- PROBLEM DESCRIPTION -
With the images set aside, retype every record below character for character.

Data records for software interfaces:

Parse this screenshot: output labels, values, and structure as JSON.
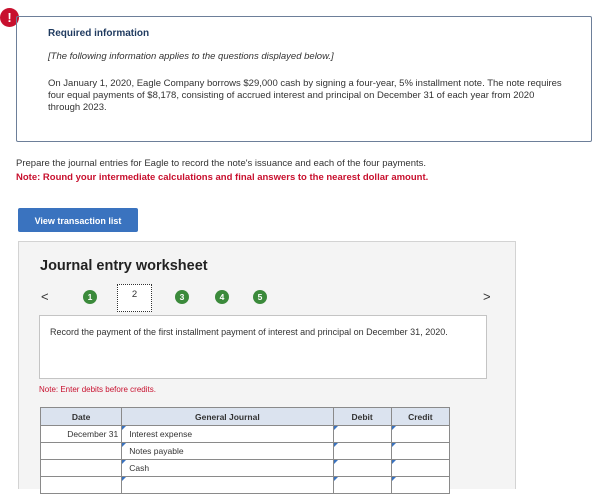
{
  "alert": {
    "icon": "exclamation-icon",
    "symbol": "!"
  },
  "required": {
    "title": "Required information",
    "italic": "[The following information applies to the questions displayed below.]",
    "body": "On January 1, 2020, Eagle Company borrows $29,000 cash by signing a four-year, 5% installment note. The note requires four equal payments of $8,178, consisting of accrued interest and principal on December 31 of each year from 2020 through 2023."
  },
  "prepare_text": "Prepare the journal entries for Eagle to record the note's issuance and each of the four payments.",
  "note_text": "Note: Round your intermediate calculations and final answers to the nearest dollar amount.",
  "view_button": "View transaction list",
  "worksheet": {
    "title": "Journal entry worksheet",
    "nav_prev": "<",
    "nav_next": ">",
    "steps": [
      "1",
      "2",
      "3",
      "4",
      "5"
    ],
    "current_step": "2",
    "instruction": "Record the payment of the first installment payment of interest and principal on December 31, 2020.",
    "debit_note": "Note: Enter debits before credits.",
    "table": {
      "headers": {
        "date": "Date",
        "journal": "General Journal",
        "debit": "Debit",
        "credit": "Credit"
      },
      "rows": [
        {
          "date": "December 31",
          "account": "Interest expense",
          "debit": "",
          "credit": ""
        },
        {
          "date": "",
          "account": "Notes payable",
          "debit": "",
          "credit": ""
        },
        {
          "date": "",
          "account": "Cash",
          "debit": "",
          "credit": ""
        },
        {
          "date": "",
          "account": "",
          "debit": "",
          "credit": ""
        }
      ]
    }
  },
  "colors": {
    "accent": "#3a73bf",
    "alert_red": "#c8102e",
    "step_green": "#3b8a3b",
    "header_blue": "#dbe3ef"
  }
}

- THE COMPLETED TASK -
Parse this screenshot: output labels, values, and structure as JSON.
{
  "alert": {
    "icon": "exclamation-icon",
    "symbol": "!"
  },
  "required": {
    "title": "Required information",
    "italic": "[The following information applies to the questions displayed below.]",
    "body": "On January 1, 2020, Eagle Company borrows $29,000 cash by signing a four-year, 5% installment note. The note requires four equal payments of $8,178, consisting of accrued interest and principal on December 31 of each year from 2020 through 2023."
  },
  "prepare_text": "Prepare the journal entries for Eagle to record the note's issuance and each of the four payments.",
  "note_text": "Note: Round your intermediate calculations and final answers to the nearest dollar amount.",
  "view_button": "View transaction list",
  "worksheet": {
    "title": "Journal entry worksheet",
    "nav_prev": "<",
    "nav_next": ">",
    "steps": [
      "1",
      "2",
      "3",
      "4",
      "5"
    ],
    "current_step": "2",
    "instruction": "Record the payment of the first installment payment of interest and principal on December 31, 2020.",
    "debit_note": "Note: Enter debits before credits.",
    "table": {
      "headers": {
        "date": "Date",
        "journal": "General Journal",
        "debit": "Debit",
        "credit": "Credit"
      },
      "rows": [
        {
          "date": "December 31",
          "account": "Interest expense",
          "debit": "",
          "credit": ""
        },
        {
          "date": "",
          "account": "Notes payable",
          "debit": "",
          "credit": ""
        },
        {
          "date": "",
          "account": "Cash",
          "debit": "",
          "credit": ""
        },
        {
          "date": "",
          "account": "",
          "debit": "",
          "credit": ""
        }
      ]
    }
  },
  "colors": {
    "accent": "#3a73bf",
    "alert_red": "#c8102e",
    "step_green": "#3b8a3b",
    "header_blue": "#dbe3ef"
  }
}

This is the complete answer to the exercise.